# Data in this exercise:
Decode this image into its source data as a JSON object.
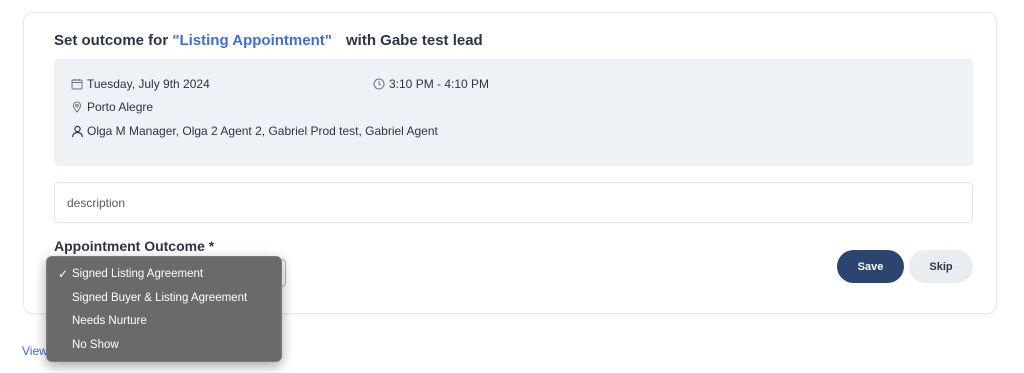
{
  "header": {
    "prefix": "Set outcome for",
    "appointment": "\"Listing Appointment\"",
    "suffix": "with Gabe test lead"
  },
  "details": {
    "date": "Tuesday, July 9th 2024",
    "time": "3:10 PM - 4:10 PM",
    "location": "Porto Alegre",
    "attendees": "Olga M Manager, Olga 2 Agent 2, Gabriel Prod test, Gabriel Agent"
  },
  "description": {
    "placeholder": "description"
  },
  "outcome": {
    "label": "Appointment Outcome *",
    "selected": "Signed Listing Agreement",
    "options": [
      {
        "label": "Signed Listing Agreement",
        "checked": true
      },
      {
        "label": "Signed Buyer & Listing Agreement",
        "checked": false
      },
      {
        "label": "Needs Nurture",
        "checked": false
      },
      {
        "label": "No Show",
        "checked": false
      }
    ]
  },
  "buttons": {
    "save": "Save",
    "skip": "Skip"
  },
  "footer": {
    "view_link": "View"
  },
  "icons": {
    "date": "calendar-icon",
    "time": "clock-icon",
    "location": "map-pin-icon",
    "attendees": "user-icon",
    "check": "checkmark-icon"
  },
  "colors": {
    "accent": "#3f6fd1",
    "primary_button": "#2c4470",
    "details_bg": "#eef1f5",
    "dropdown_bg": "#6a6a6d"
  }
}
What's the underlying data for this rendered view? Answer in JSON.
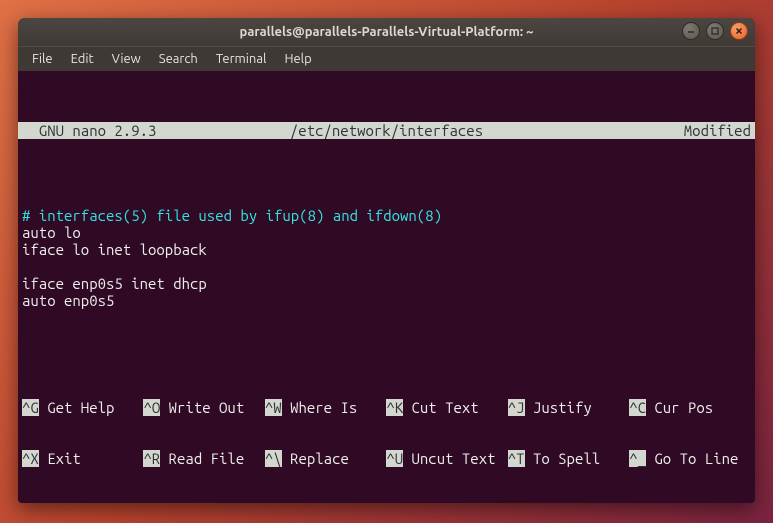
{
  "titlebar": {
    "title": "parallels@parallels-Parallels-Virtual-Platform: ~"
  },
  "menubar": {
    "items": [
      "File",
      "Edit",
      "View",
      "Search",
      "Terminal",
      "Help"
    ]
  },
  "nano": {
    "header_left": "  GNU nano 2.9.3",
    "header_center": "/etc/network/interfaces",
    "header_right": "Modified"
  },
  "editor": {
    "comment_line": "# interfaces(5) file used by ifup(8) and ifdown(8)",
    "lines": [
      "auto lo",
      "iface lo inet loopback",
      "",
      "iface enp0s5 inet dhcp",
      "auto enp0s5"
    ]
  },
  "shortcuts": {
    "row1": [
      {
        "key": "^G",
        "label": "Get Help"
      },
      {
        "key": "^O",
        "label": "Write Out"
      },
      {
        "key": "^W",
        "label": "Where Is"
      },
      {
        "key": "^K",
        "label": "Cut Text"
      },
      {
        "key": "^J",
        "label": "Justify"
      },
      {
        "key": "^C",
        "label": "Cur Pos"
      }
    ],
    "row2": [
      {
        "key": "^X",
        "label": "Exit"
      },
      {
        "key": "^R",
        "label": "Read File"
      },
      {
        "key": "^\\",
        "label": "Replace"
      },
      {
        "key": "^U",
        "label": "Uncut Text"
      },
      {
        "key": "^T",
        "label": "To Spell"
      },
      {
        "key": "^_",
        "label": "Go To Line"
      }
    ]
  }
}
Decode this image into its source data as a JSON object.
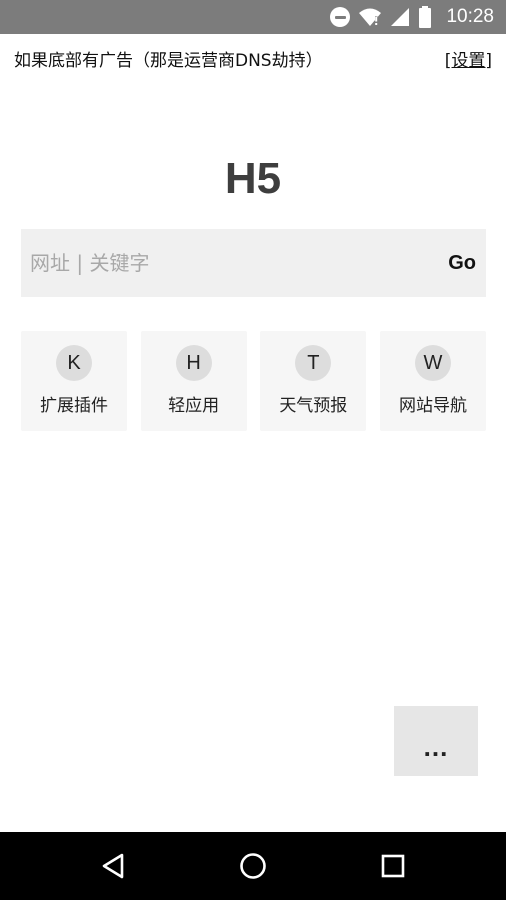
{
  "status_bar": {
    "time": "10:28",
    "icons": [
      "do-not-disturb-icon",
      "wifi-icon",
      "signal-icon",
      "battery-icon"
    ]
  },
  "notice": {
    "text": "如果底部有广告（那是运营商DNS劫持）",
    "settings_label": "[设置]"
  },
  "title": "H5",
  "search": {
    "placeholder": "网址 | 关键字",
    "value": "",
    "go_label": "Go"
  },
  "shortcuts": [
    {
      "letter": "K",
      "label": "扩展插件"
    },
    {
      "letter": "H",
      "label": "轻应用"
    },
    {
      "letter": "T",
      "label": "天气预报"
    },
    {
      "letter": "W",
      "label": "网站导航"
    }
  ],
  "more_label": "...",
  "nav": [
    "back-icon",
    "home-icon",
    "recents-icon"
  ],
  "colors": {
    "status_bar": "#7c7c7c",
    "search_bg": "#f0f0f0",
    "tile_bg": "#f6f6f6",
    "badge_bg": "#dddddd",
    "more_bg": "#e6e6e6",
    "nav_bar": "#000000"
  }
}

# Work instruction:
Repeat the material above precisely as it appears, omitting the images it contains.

# Written answer:
Decode this image into its source data as a JSON object.
{
  "header": {
    "prefix": "Set outcome for",
    "appointment": "\"Listing Appointment\"",
    "suffix": "with Gabe test lead"
  },
  "details": {
    "date": "Tuesday, July 9th 2024",
    "time": "3:10 PM - 4:10 PM",
    "location": "Porto Alegre",
    "attendees": "Olga M Manager, Olga 2 Agent 2, Gabriel Prod test, Gabriel Agent"
  },
  "description": {
    "placeholder": "description"
  },
  "outcome": {
    "label": "Appointment Outcome *",
    "selected": "Signed Listing Agreement",
    "options": [
      {
        "label": "Signed Listing Agreement",
        "checked": true
      },
      {
        "label": "Signed Buyer & Listing Agreement",
        "checked": false
      },
      {
        "label": "Needs Nurture",
        "checked": false
      },
      {
        "label": "No Show",
        "checked": false
      }
    ]
  },
  "buttons": {
    "save": "Save",
    "skip": "Skip"
  },
  "footer": {
    "view_link": "View"
  },
  "icons": {
    "date": "calendar-icon",
    "time": "clock-icon",
    "location": "map-pin-icon",
    "attendees": "user-icon",
    "check": "checkmark-icon"
  },
  "colors": {
    "accent": "#3f6fd1",
    "primary_button": "#2c4470",
    "details_bg": "#eef1f5",
    "dropdown_bg": "#6a6a6d"
  }
}
What's the underlying data for this rendered view? Answer in JSON.
{
  "titlebar": {
    "title": "parallels@parallels-Parallels-Virtual-Platform: ~"
  },
  "menubar": {
    "items": [
      "File",
      "Edit",
      "View",
      "Search",
      "Terminal",
      "Help"
    ]
  },
  "nano": {
    "header_left": "  GNU nano 2.9.3",
    "header_center": "/etc/network/interfaces",
    "header_right": "Modified"
  },
  "editor": {
    "comment_line": "# interfaces(5) file used by ifup(8) and ifdown(8)",
    "lines": [
      "auto lo",
      "iface lo inet loopback",
      "",
      "iface enp0s5 inet dhcp",
      "auto enp0s5"
    ]
  },
  "shortcuts": {
    "row1": [
      {
        "key": "^G",
        "label": "Get Help"
      },
      {
        "key": "^O",
        "label": "Write Out"
      },
      {
        "key": "^W",
        "label": "Where Is"
      },
      {
        "key": "^K",
        "label": "Cut Text"
      },
      {
        "key": "^J",
        "label": "Justify"
      },
      {
        "key": "^C",
        "label": "Cur Pos"
      }
    ],
    "row2": [
      {
        "key": "^X",
        "label": "Exit"
      },
      {
        "key": "^R",
        "label": "Read File"
      },
      {
        "key": "^\\",
        "label": "Replace"
      },
      {
        "key": "^U",
        "label": "Uncut Text"
      },
      {
        "key": "^T",
        "label": "To Spell"
      },
      {
        "key": "^_",
        "label": "Go To Line"
      }
    ]
  }
}
Decode this image into its source data as a JSON object.
{
  "status_bar": {
    "time": "10:28",
    "icons": [
      "do-not-disturb-icon",
      "wifi-icon",
      "signal-icon",
      "battery-icon"
    ]
  },
  "notice": {
    "text": "如果底部有广告（那是运营商DNS劫持）",
    "settings_label": "[设置]"
  },
  "title": "H5",
  "search": {
    "placeholder": "网址 | 关键字",
    "value": "",
    "go_label": "Go"
  },
  "shortcuts": [
    {
      "letter": "K",
      "label": "扩展插件"
    },
    {
      "letter": "H",
      "label": "轻应用"
    },
    {
      "letter": "T",
      "label": "天气预报"
    },
    {
      "letter": "W",
      "label": "网站导航"
    }
  ],
  "more_label": "...",
  "nav": [
    "back-icon",
    "home-icon",
    "recents-icon"
  ],
  "colors": {
    "status_bar": "#7c7c7c",
    "search_bg": "#f0f0f0",
    "tile_bg": "#f6f6f6",
    "badge_bg": "#dddddd",
    "more_bg": "#e6e6e6",
    "nav_bar": "#000000"
  }
}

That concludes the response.